- Exercise details -
In how many lines of the records below does the word "title" appear? Reply with the number only.

[Opening Records supplied section]

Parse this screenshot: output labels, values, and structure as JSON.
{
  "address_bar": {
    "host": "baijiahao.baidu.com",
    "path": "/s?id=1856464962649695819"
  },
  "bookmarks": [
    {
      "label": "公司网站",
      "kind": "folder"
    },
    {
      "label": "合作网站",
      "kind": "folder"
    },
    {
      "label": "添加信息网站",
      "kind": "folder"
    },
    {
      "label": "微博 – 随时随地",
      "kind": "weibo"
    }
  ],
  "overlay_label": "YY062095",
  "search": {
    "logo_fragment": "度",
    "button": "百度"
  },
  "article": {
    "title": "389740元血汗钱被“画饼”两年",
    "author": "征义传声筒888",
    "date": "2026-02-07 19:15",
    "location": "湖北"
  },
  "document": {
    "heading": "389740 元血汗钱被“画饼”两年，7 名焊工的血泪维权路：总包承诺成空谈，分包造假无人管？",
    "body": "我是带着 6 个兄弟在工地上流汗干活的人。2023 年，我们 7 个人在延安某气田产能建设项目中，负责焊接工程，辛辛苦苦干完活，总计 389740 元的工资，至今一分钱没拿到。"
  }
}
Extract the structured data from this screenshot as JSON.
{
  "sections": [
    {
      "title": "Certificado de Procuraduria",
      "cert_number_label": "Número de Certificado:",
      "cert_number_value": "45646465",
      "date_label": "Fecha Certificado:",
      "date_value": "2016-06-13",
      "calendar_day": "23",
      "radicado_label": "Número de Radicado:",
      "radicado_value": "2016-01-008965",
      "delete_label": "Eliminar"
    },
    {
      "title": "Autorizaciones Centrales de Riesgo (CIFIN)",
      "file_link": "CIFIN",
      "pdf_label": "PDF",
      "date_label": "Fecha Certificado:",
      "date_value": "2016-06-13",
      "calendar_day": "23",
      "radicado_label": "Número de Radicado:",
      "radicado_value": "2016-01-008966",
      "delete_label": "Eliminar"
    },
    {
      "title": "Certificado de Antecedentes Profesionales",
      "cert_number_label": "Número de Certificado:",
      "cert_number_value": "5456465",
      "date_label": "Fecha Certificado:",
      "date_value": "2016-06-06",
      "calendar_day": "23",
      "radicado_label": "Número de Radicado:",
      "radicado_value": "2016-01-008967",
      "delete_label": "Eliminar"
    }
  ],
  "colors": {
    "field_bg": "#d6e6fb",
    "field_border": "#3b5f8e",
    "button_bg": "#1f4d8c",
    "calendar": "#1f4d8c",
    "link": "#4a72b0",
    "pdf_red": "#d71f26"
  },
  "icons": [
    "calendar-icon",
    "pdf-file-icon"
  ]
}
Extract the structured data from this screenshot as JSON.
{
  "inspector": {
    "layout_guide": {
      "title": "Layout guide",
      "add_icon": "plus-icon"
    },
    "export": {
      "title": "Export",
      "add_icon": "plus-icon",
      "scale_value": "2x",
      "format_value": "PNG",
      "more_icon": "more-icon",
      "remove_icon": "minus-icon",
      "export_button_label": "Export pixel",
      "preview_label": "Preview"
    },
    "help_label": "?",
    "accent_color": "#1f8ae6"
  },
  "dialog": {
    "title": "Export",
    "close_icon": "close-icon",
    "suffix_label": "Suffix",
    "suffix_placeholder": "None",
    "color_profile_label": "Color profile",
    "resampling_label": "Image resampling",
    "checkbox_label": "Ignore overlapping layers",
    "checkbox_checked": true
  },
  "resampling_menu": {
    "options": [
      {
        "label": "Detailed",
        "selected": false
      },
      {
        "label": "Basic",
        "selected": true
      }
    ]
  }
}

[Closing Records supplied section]

- Response box -
7